So you have your work cut out for you. I’m glad you’re all younger than me, and up to it. I’m glad so many funders are here, because while an army may move on its stomach, this movement requires hard, cold cash to compete with big media in getting the attention of Congress and the public.
I’ll try to do my part. Last time we were together, I said to you that I should put detractors on notice. They just might compel me out of the rocking chair and back into the anchor chair. Well, in April I will be back with a new weekly series called Bill Moyers Journal. I hope to complement the fine work of colleagues like David Brancaccio of NOW and David Fanning of Frontline, who also go for the truth behind the news.
But I don’t want to tease you – I’m not coming back because of my detractors. I wouldn’t torture them that way (I’ll leave that to Dick Cheney.) I’m coming back because I believe television can still signify. And I don’t want you to feel so alone.
I’ll keep an eye on your work. You are to America what the abolition movement was, and the suffragette movement, and the Civil Rights movement – you touch the soul of democracy.

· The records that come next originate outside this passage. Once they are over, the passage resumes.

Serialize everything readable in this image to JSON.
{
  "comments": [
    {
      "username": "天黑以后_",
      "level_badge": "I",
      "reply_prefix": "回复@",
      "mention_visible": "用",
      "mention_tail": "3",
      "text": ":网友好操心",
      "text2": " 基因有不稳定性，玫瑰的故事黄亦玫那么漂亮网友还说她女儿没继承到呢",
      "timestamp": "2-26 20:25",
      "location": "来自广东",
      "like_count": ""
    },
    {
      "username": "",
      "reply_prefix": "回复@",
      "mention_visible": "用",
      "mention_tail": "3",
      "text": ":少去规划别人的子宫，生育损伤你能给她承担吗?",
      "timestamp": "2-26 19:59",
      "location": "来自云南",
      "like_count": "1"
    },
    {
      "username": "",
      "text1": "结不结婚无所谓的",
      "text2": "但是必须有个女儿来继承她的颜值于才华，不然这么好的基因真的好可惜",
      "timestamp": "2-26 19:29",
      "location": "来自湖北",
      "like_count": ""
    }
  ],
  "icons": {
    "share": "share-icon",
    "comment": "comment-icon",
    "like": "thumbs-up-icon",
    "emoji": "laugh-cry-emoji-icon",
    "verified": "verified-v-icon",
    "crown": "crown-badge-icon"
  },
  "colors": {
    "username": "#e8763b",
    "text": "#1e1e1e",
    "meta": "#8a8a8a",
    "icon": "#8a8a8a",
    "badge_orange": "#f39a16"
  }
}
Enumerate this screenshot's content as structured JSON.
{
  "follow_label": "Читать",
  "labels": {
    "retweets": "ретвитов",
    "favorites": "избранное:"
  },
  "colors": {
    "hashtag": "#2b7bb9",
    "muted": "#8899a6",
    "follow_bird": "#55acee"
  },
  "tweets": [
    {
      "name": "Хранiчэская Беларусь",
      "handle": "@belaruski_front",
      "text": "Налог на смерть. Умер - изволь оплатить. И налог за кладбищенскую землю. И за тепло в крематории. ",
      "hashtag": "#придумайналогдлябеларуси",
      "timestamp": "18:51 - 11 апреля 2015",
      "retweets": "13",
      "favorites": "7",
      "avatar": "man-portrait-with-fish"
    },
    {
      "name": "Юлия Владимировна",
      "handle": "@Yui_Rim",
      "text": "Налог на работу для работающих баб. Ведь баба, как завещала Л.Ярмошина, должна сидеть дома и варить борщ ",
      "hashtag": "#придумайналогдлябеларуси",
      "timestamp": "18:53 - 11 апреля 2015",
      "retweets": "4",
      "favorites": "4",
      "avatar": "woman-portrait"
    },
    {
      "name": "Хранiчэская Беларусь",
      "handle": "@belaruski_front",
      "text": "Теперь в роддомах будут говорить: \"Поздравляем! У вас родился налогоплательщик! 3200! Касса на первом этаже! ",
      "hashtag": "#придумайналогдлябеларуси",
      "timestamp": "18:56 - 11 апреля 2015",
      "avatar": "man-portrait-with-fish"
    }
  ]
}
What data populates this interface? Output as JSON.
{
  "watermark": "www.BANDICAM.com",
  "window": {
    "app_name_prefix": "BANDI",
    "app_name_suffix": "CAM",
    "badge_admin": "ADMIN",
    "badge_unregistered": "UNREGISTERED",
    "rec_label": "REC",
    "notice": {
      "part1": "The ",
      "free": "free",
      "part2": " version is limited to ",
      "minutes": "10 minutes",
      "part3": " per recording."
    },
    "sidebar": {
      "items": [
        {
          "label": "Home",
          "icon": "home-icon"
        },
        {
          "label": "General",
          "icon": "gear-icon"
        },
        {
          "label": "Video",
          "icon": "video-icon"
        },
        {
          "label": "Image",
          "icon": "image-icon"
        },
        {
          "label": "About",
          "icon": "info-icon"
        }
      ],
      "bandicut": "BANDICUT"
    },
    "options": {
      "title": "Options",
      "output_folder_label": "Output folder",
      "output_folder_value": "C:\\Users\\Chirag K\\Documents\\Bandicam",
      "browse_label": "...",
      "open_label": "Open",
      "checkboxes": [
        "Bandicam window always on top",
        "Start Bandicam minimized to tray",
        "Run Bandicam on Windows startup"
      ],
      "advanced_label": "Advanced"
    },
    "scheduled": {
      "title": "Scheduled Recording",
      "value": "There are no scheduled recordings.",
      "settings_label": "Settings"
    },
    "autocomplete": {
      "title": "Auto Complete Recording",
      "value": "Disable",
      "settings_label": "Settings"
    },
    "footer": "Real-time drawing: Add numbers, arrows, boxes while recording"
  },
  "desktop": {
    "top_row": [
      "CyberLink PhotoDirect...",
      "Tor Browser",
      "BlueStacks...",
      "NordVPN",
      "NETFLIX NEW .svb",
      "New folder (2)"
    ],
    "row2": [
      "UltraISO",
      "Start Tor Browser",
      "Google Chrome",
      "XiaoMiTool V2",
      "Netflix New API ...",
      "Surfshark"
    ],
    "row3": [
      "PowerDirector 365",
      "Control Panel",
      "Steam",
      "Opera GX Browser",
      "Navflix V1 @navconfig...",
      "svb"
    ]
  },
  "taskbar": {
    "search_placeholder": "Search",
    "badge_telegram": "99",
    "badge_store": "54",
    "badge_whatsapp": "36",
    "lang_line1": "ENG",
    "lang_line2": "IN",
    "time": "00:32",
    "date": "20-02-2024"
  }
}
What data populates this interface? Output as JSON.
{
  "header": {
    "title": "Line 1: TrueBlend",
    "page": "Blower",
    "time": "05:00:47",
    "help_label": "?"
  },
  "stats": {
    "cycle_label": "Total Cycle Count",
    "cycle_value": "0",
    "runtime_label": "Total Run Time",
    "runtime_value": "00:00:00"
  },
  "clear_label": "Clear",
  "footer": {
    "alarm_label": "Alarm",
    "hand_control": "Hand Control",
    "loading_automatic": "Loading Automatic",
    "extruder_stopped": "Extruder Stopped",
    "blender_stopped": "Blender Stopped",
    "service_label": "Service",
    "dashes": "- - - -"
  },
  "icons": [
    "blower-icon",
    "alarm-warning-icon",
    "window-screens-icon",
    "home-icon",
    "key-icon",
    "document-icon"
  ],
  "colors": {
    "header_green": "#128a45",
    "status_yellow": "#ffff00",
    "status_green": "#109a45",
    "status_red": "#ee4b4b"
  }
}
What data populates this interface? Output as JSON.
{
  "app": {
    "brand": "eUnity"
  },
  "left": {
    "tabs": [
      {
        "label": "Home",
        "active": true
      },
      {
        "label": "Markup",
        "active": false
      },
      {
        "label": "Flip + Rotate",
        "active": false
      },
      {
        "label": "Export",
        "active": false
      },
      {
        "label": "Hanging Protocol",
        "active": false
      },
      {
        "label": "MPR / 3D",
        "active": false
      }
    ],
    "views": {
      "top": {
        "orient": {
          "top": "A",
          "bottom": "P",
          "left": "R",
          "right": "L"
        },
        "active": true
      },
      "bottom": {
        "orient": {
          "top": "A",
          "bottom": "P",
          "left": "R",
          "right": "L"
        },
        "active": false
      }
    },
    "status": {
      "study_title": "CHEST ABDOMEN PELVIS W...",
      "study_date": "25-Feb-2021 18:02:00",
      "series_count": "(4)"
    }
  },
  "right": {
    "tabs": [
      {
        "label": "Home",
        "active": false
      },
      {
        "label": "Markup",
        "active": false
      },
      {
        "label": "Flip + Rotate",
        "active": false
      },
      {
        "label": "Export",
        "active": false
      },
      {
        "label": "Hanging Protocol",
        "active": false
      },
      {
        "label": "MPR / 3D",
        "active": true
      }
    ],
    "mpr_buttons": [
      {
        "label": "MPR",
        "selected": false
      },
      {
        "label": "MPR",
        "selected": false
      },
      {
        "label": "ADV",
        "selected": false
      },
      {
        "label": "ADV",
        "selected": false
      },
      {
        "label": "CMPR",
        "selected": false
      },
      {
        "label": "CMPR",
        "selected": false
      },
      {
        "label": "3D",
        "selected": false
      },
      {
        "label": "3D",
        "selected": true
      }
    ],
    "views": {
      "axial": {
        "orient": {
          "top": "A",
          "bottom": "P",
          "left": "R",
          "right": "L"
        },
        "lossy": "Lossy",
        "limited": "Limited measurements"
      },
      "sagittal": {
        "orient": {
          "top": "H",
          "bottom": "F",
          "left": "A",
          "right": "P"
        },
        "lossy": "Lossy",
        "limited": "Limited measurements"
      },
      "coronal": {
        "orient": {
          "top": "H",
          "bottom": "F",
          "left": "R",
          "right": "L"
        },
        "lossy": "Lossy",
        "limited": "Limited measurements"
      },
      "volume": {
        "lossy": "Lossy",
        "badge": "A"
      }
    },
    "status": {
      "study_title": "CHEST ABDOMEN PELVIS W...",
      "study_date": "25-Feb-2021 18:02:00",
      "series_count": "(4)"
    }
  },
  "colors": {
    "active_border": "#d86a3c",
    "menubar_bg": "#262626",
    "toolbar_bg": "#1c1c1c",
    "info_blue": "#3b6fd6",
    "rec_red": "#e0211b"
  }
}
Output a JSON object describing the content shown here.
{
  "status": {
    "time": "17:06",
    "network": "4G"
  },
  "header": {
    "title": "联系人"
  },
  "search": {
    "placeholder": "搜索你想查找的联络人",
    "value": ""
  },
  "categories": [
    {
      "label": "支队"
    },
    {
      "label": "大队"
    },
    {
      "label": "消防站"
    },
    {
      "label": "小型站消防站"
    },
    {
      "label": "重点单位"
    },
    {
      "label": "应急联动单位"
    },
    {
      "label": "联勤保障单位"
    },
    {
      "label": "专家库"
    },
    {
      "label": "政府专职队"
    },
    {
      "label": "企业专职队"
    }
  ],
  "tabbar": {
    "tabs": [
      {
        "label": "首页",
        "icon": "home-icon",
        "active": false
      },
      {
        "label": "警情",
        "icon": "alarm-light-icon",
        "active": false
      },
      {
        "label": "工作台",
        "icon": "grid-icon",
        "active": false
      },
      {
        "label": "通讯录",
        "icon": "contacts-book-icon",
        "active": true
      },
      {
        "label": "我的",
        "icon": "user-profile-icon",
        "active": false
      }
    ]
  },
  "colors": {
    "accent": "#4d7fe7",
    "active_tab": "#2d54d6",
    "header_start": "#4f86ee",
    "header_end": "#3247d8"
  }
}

It’s not assured you’ll succeed in this fight. The armies of the Lord are up against mighty hosts. But as the spiritual leader Sojourner Thomas Merton wrote to an activist grown weary and discouraged while protesting the Vietnam War…”Do not depend on the hope of results…concentrate on the value…and the truth of the work itself.”
And in case you do get lonely, I’ll leave you with this:
As my plane was circling Memphis the other day I looked out across those vast miles of fertile soil that once were plantations watered by the Mississippi River and the sweat from the brow of countless men and women who had been forced to live someone else’s story. I thought about how in time they rose up, one here, then two, then many, forging a great movement that awakened America’s conscience and brought us close to the elusive but beautiful promise of the Declaration on Independence. As we made our last approach to land, the words of a Marge Piercy poem began to form in my head, and I remembered all over again why we were coming here:
What can they do
to you? Whatever they want.
They can set you up, they can
bust you, they can break
your fingers, they can
burn your brain with electricity,
blur you with drugs till you
can’t walk, can’t remember, they can
take your child, wall up
your lover. They can do anything
you can’t stop them
from doing. How can you stop
them? Alone, you can fight,
you can refuse, you can
take what revenge you can
but they roll over you.
But two people fighting
back to back can cut through
a mob, a snake-dancing file
can break a cordon, an army
can meet an army.
Two people can keep each other
sane, can give support, conviction,
love, massage, hope, sex.
Three people are a delegation,
a committee, a wedge. With four
you can play bridge and start
an organization. With six
you can rent a whole house,
eat pie for dinner with no
seconds, and hold a fund raising party.
A dozen make a demonstration.
A hundred fill a hall.
A thousand have solidarity and your own newsletter;
ten thousand, power and your own paper;
a hundred thousand, your own media;
ten million, your own country.
It goes on one at a time,
it starts when you care
to act, it starts when you do
it again after they said no,
it starts when you say We
and know who you mean, and each
day you mean one more.
From The Moon Is Always Female, by Marge Piercy
Part 1- 32:20
Bill Moyers' address to the National Conference on Media Reform, Jan 12, 2007.
Part 2- 30:57